**RECORD EXTRACTS:**
┌──

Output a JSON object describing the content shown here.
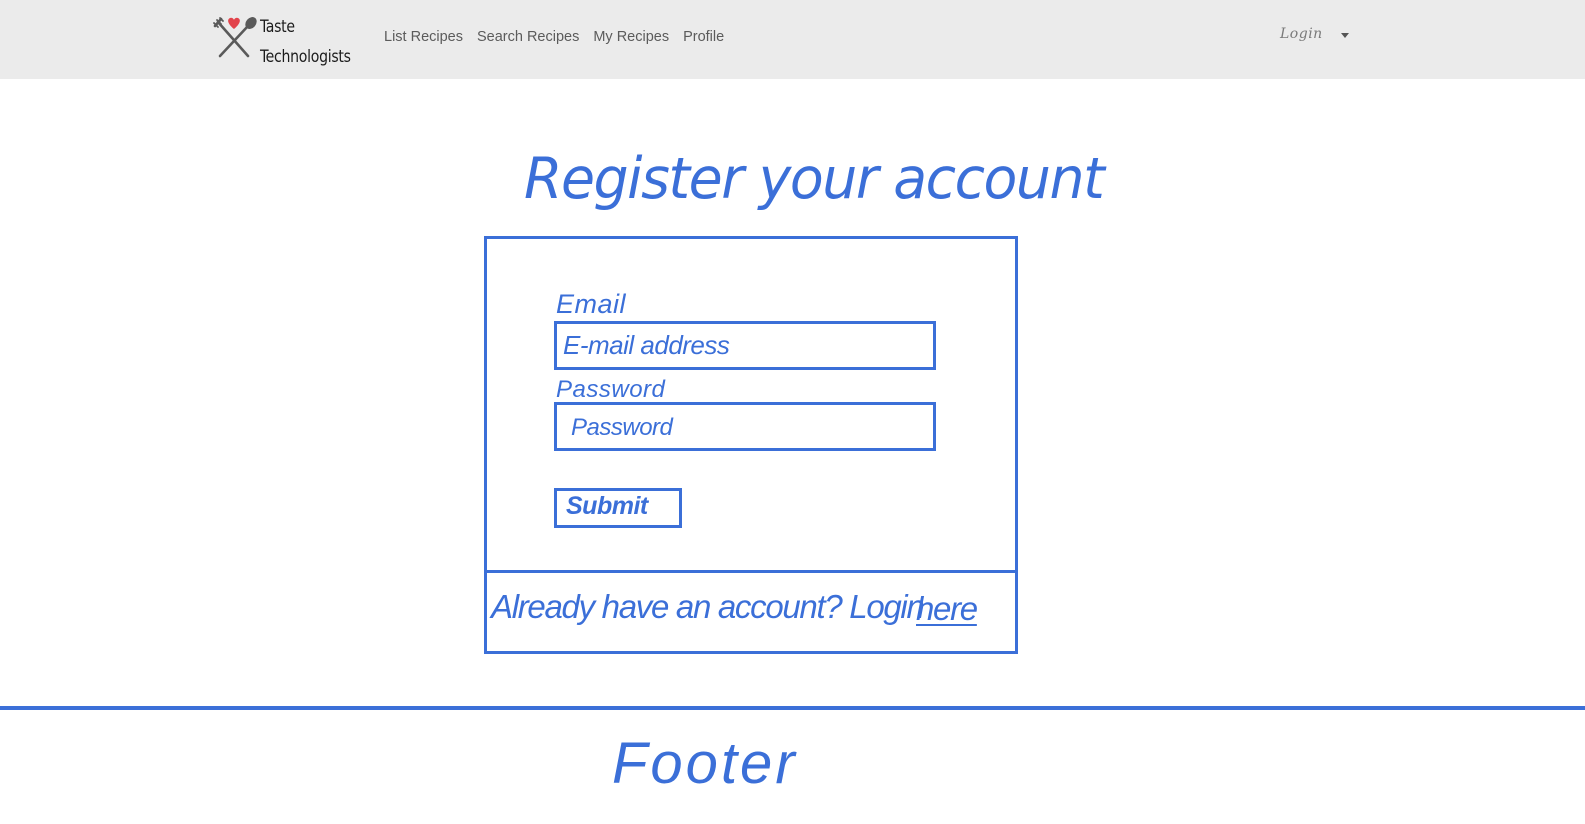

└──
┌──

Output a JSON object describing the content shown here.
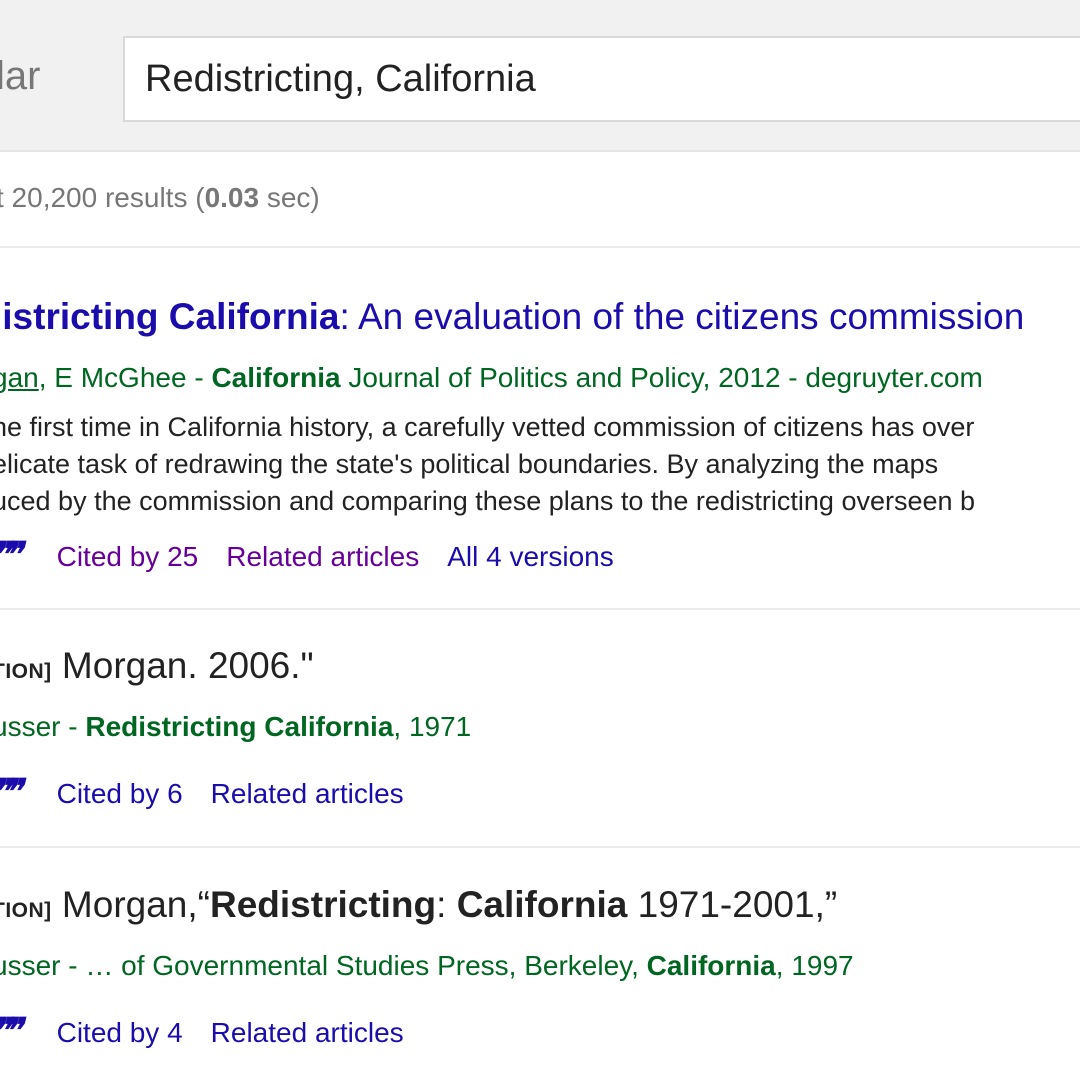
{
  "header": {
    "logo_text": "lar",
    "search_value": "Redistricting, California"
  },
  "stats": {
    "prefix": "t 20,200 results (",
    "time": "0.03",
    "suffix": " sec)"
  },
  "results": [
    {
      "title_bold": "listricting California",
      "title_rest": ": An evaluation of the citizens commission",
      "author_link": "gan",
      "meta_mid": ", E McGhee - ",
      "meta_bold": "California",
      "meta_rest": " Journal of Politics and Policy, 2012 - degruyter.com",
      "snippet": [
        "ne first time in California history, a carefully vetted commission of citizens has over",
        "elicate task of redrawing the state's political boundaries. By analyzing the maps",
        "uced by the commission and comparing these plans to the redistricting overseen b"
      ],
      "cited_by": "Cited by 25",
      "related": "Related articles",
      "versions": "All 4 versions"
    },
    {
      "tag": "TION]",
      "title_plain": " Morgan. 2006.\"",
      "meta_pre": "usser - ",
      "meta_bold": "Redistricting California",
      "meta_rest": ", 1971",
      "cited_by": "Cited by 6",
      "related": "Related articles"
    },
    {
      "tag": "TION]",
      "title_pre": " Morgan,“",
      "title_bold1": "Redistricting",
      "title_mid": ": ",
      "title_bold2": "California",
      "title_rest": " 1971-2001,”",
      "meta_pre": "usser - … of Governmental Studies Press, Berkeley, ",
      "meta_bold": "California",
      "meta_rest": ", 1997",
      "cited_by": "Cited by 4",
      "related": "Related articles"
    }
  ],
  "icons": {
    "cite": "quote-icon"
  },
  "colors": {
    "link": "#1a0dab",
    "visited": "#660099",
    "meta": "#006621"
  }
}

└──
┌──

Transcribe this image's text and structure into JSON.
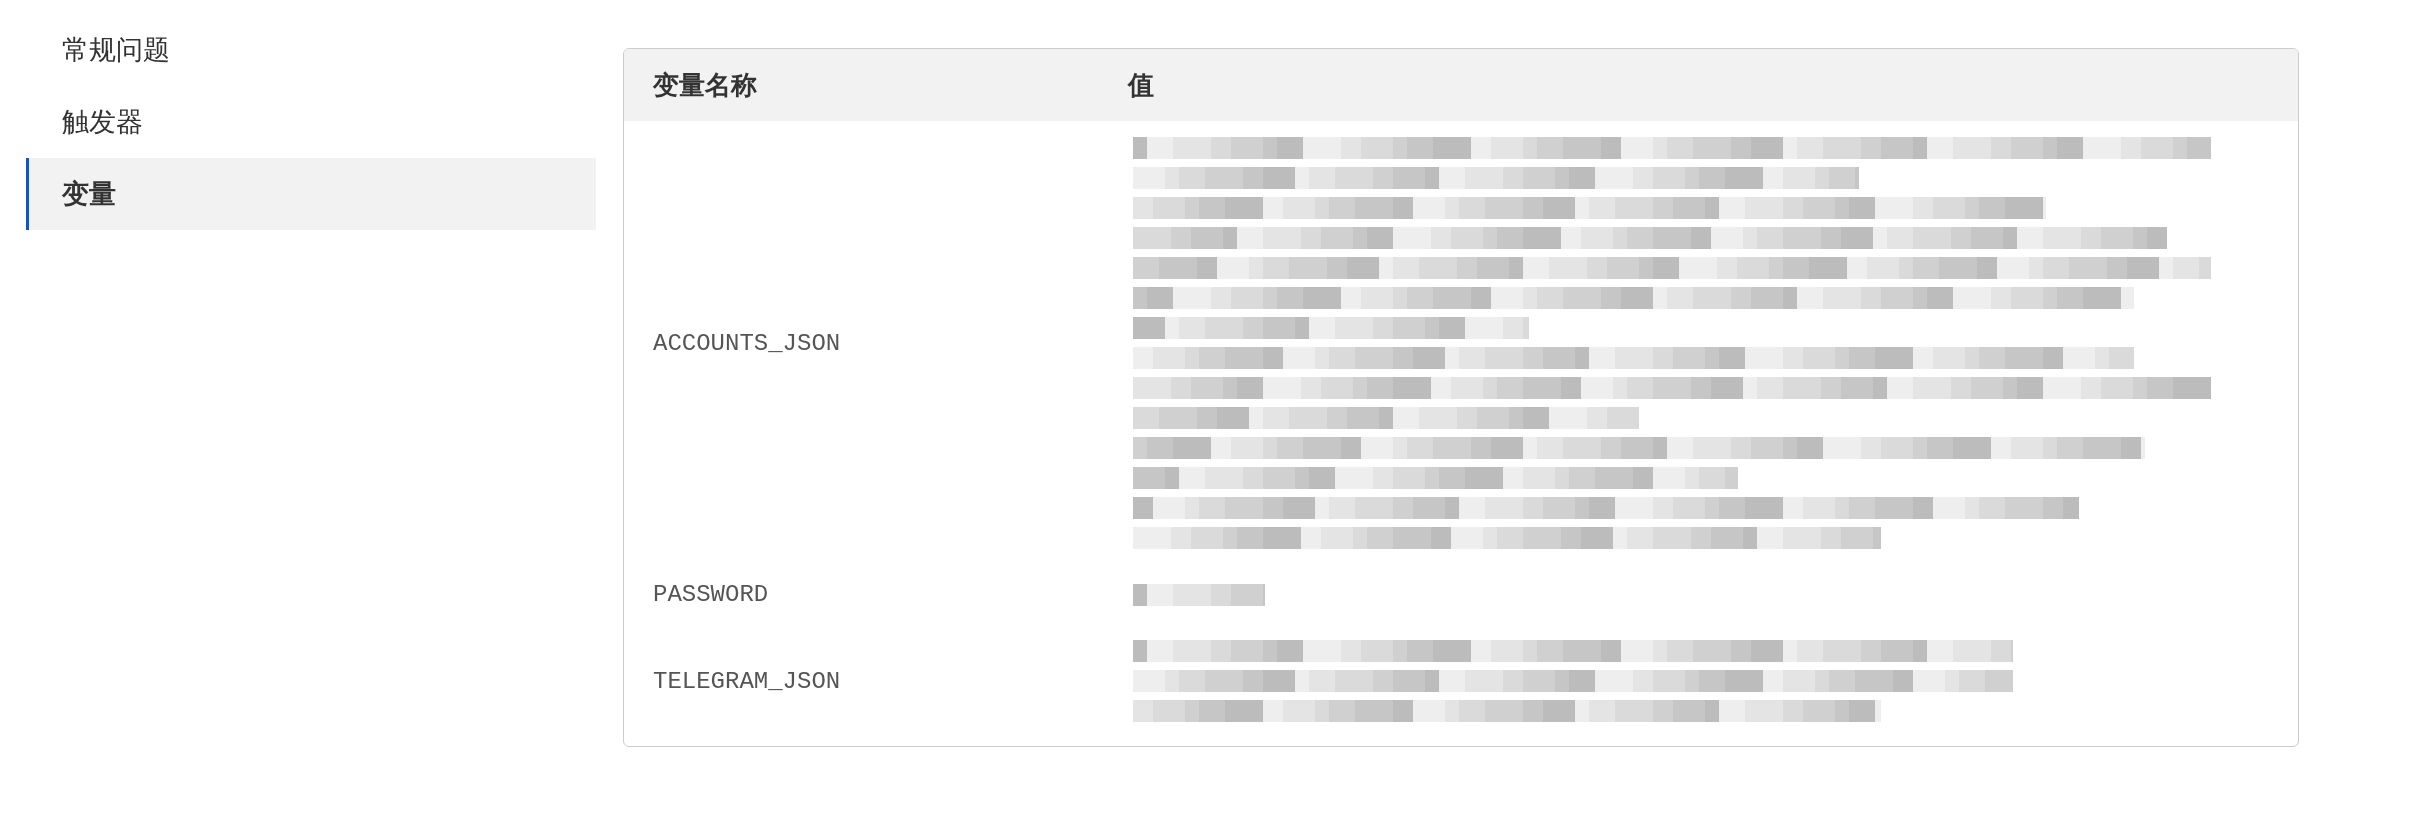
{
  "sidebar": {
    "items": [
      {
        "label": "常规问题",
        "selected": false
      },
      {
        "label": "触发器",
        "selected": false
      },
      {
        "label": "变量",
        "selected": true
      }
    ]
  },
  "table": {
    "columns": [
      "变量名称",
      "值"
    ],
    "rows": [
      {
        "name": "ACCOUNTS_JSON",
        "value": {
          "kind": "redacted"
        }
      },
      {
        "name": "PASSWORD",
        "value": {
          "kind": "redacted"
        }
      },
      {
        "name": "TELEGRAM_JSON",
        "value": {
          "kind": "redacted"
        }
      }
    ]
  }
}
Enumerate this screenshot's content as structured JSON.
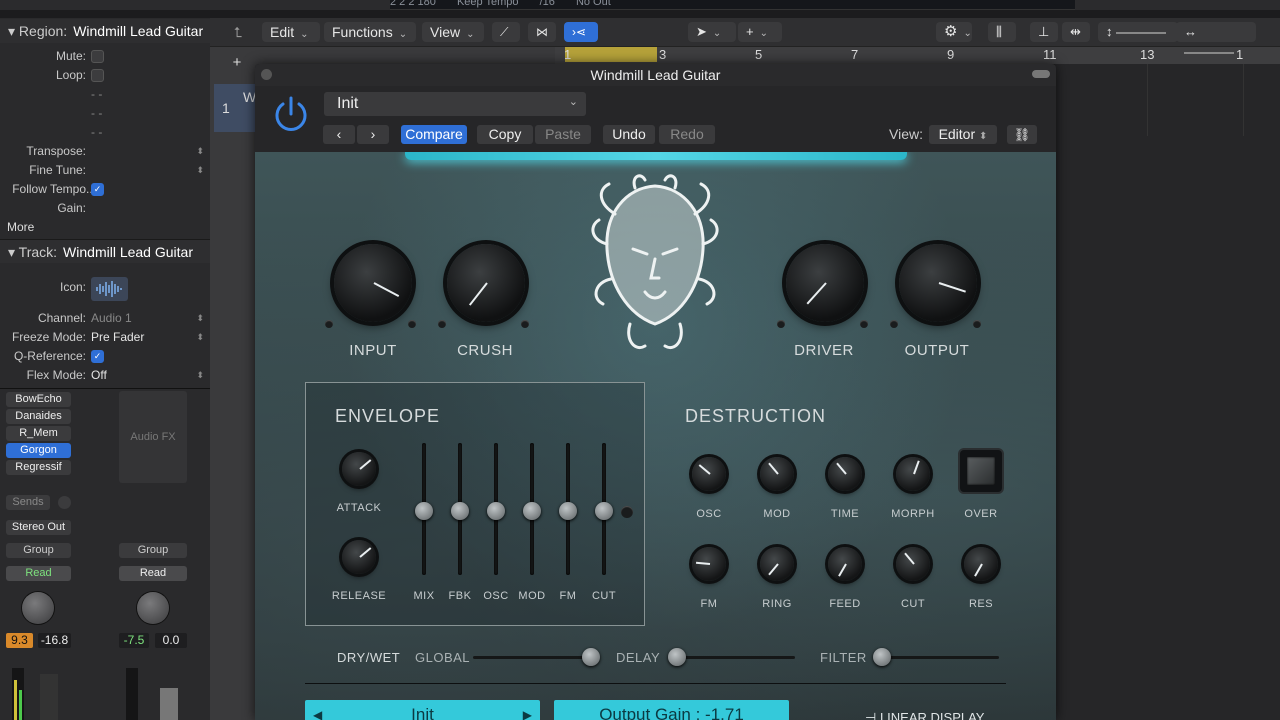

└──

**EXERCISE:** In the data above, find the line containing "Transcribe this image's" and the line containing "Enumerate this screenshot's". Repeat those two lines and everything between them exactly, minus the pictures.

**RESULT OF THE EXERCISE:**
Transcribe this image's text and structure into JSON.
{
  "sidebar": {
    "items": [
      {
        "label": "常规问题",
        "selected": false
      },
      {
        "label": "触发器",
        "selected": false
      },
      {
        "label": "变量",
        "selected": true
      }
    ]
  },
  "table": {
    "columns": [
      "变量名称",
      "值"
    ],
    "rows": [
      {
        "name": "ACCOUNTS_JSON",
        "value": {
          "kind": "redacted"
        }
      },
      {
        "name": "PASSWORD",
        "value": {
          "kind": "redacted"
        }
      },
      {
        "name": "TELEGRAM_JSON",
        "value": {
          "kind": "redacted"
        }
      }
    ]
  }
}
Enumerate this screenshot's content as structured JSON.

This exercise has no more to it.